[Opening Supplied data section]
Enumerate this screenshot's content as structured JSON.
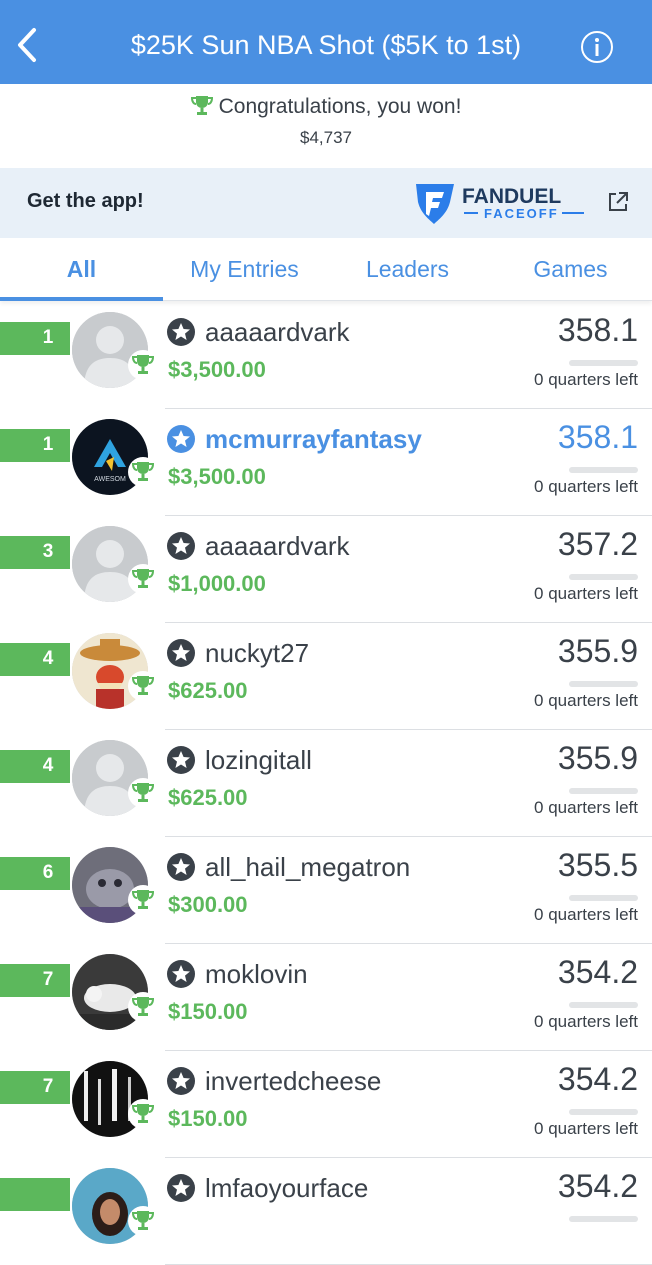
{
  "header": {
    "title": "$25K Sun NBA Shot ($5K to 1st)"
  },
  "congrats": {
    "message": "Congratulations, you won!",
    "amount": "$4,737"
  },
  "promo": {
    "label": "Get the app!",
    "brand": "FANDUEL",
    "sub": "FACEOFF"
  },
  "tabs": [
    {
      "label": "All",
      "active": true
    },
    {
      "label": "My Entries"
    },
    {
      "label": "Leaders"
    },
    {
      "label": "Games"
    }
  ],
  "colors": {
    "primary": "#4a90e2",
    "win": "#5cb85c",
    "text": "#3a4149"
  },
  "entries": [
    {
      "rank": "1",
      "name": "aaaaardvark",
      "prize": "$3,500.00",
      "score": "358.1",
      "left": "0 quarters left",
      "avatar": "default"
    },
    {
      "rank": "1",
      "name": "mcmurrayfantasy",
      "prize": "$3,500.00",
      "score": "358.1",
      "left": "0 quarters left",
      "avatar": "awesome",
      "me": true
    },
    {
      "rank": "3",
      "name": "aaaaardvark",
      "prize": "$1,000.00",
      "score": "357.2",
      "left": "0 quarters left",
      "avatar": "default"
    },
    {
      "rank": "4",
      "name": "nuckyt27",
      "prize": "$625.00",
      "score": "355.9",
      "left": "0 quarters left",
      "avatar": "cartoon"
    },
    {
      "rank": "4",
      "name": "lozingitall",
      "prize": "$625.00",
      "score": "355.9",
      "left": "0 quarters left",
      "avatar": "default"
    },
    {
      "rank": "6",
      "name": "all_hail_megatron",
      "prize": "$300.00",
      "score": "355.5",
      "left": "0 quarters left",
      "avatar": "cat"
    },
    {
      "rank": "7",
      "name": "moklovin",
      "prize": "$150.00",
      "score": "354.2",
      "left": "0 quarters left",
      "avatar": "dog"
    },
    {
      "rank": "7",
      "name": "invertedcheese",
      "prize": "$150.00",
      "score": "354.2",
      "left": "0 quarters left",
      "avatar": "dark"
    },
    {
      "rank": "",
      "name": "lmfaoyourface",
      "prize": "",
      "score": "354.2",
      "left": "",
      "avatar": "photo"
    }
  ]
}
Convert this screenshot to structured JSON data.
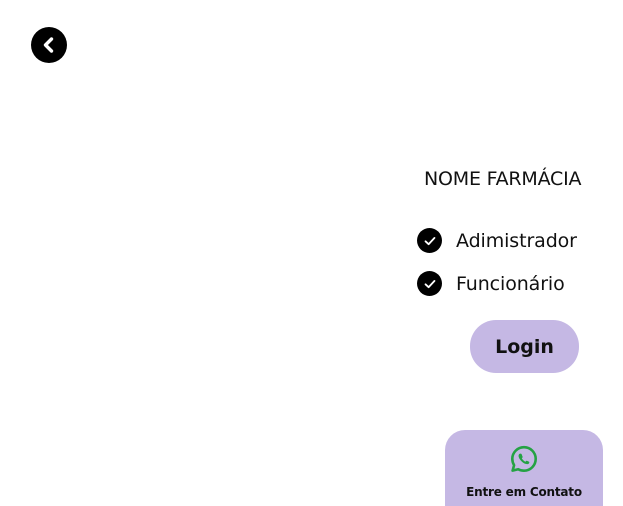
{
  "header": {
    "back_icon": "chevron-left-icon"
  },
  "pharmacy": {
    "name": "NOME FARMÁCIA"
  },
  "roles": {
    "options": [
      {
        "label": "Adimistrador",
        "icon": "check-circle-icon"
      },
      {
        "label": "Funcionário",
        "icon": "check-circle-icon"
      }
    ]
  },
  "actions": {
    "login_label": "Login",
    "contact_label": "Entre em Contato",
    "contact_icon": "whatsapp-icon"
  },
  "colors": {
    "button_bg": "#c5b8e4",
    "whatsapp_green": "#25a244",
    "icon_black": "#000000"
  }
}
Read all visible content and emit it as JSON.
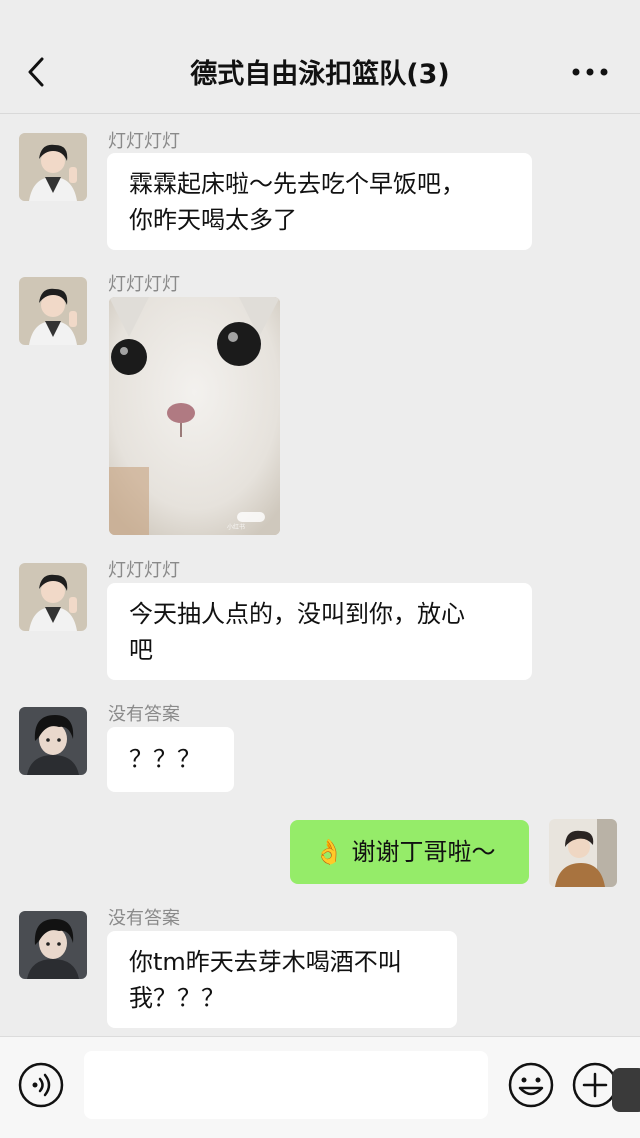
{
  "header": {
    "title": "德式自由泳扣篮队(3)"
  },
  "colors": {
    "background": "#ededed",
    "bubble_received": "#ffffff",
    "bubble_sent": "#95ec69",
    "sender_name": "#8a8a8a"
  },
  "messages": [
    {
      "sender": "灯灯灯灯",
      "type": "text",
      "lines": [
        "霖霖起床啦～先去吃个早饭吧，",
        "你昨天喝太多了"
      ]
    },
    {
      "sender": "灯灯灯灯",
      "type": "image",
      "image": "cat-face-photo",
      "watermark": "小红书"
    },
    {
      "sender": "灯灯灯灯",
      "type": "text",
      "lines": [
        "今天抽人点的，没叫到你，放心",
        "吧"
      ]
    },
    {
      "sender": "没有答案",
      "type": "text",
      "lines": [
        "？？？"
      ]
    },
    {
      "sender": "",
      "type": "text",
      "direction": "sent",
      "emoji": "👌",
      "lines": [
        "谢谢丁哥啦～"
      ]
    },
    {
      "sender": "没有答案",
      "type": "text",
      "lines": [
        "你tm昨天去芽木喝酒不叫",
        "我？？？"
      ]
    }
  ],
  "icons": {
    "back": "chevron-left-icon",
    "more": "more-dots-icon",
    "voice": "voice-icon",
    "emoji": "emoji-icon",
    "plus": "plus-icon"
  }
}
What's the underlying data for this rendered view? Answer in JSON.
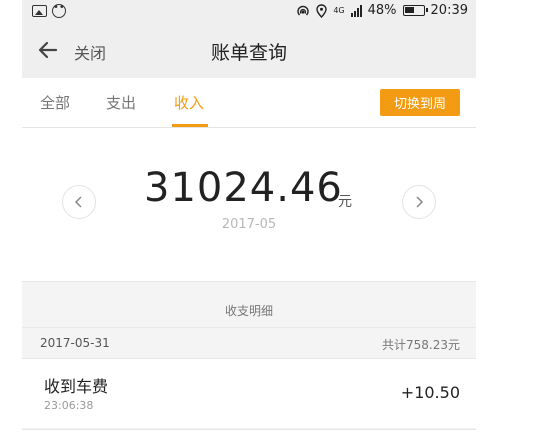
{
  "status_bar": {
    "battery": "48%",
    "time": "20:39",
    "network": "4G"
  },
  "header": {
    "back_label": "关闭",
    "title": "账单查询"
  },
  "tabs": [
    {
      "label": "全部",
      "active": false
    },
    {
      "label": "支出",
      "active": false
    },
    {
      "label": "收入",
      "active": true
    }
  ],
  "switch_button_label": "切换到周",
  "summary": {
    "amount": "31024.46",
    "currency": "元",
    "month": "2017-05"
  },
  "detail": {
    "header_label": "收支明细",
    "groups": [
      {
        "date": "2017-05-31",
        "total": "共计758.23元",
        "records": [
          {
            "title": "收到车费",
            "time": "23:06:38",
            "amount": "+10.50"
          }
        ]
      }
    ]
  },
  "colors": {
    "accent": "#f29b13",
    "header_bg": "#efefef",
    "section_bg": "#f4f4f4"
  },
  "icons": {
    "back": "arrow-left-icon",
    "prev": "chevron-left-icon",
    "next": "chevron-right-icon"
  }
}
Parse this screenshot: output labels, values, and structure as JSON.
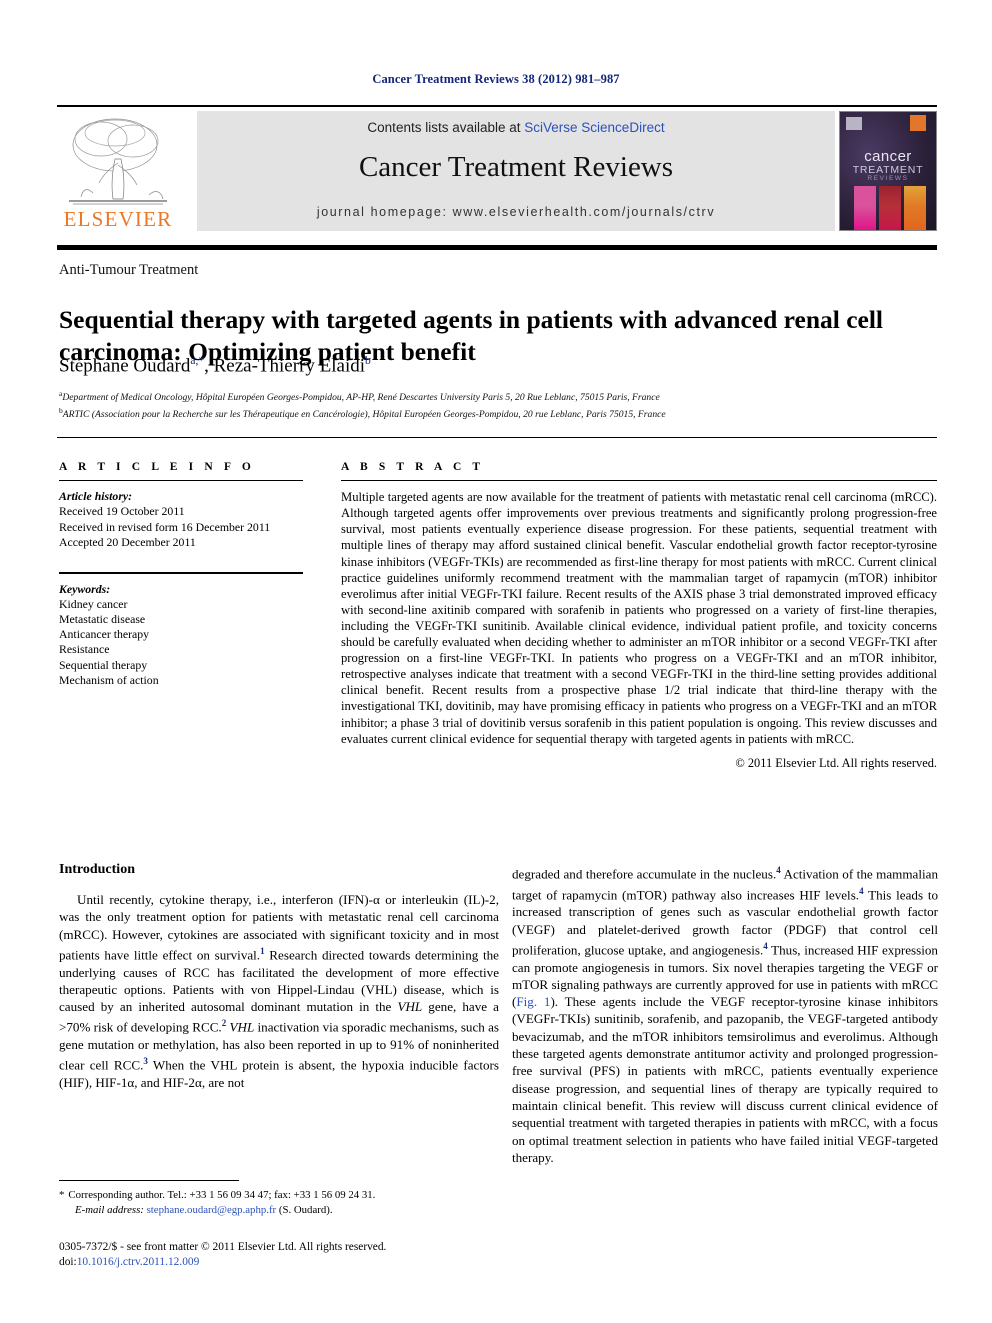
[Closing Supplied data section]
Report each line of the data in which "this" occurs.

◆ Exercise solution
Enumerate this screenshot's content as structured JSON.
Convert this screenshot to structured JSON data.
What's the underlying data for this rendered view? Answer in JSON.
Parse this screenshot: output labels, values, and structure as JSON.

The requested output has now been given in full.